        • What’s the last thing that would’ve had to happen to achieve your best life?
        • What’s the most important choice you would’ve had to make?
        • What would you have needed to learn along the way?
        • What important actions would you have had to take?
        • What beliefs would you have needed to change?
        • What habits or behaviors would you have had to cultivate?
        • What type of support would you have had to enlist?
        • How long will it have taken you to realize your best life?
        • What steps or milestones would you have needed to reach along the way?

        Now it’s time to think about your first step, and the next step after that. Ponder the gap between where you are now and where you want to be in the future. It may seem impossible, but it’s quite achievable if you take it step-by-step.

        It’s important to revisit this vision from time to time. Don’t be surprised if your answers to the questions, your technicolor vision, and the resulting plans change. That can actually be a very good thing; as you change in unforeseeable ways, the best life you envision will change as well. For now, it’s important to use the process, create your vision, and take the first step towards making that vision a reality.

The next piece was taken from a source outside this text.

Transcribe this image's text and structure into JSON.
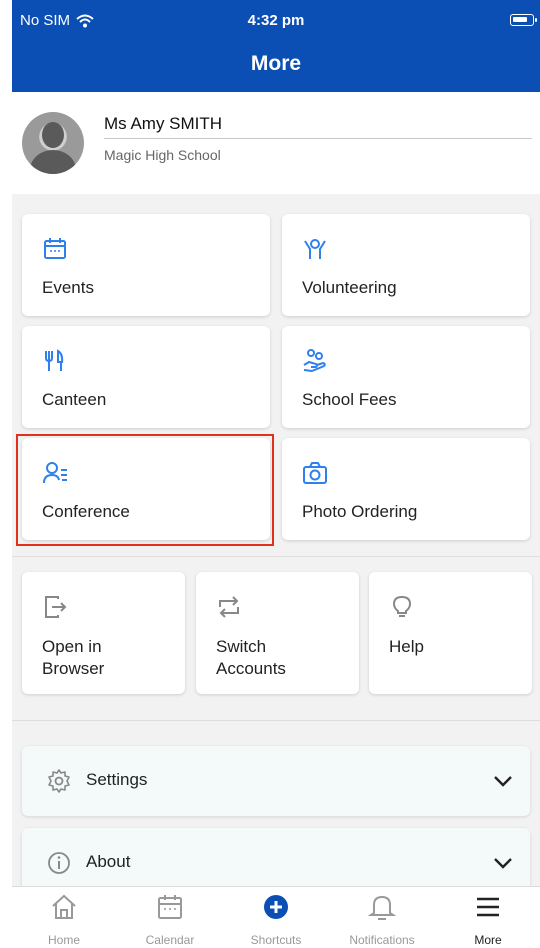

        Featured photo credit: Matt Noble via unsplash.com

        Read Next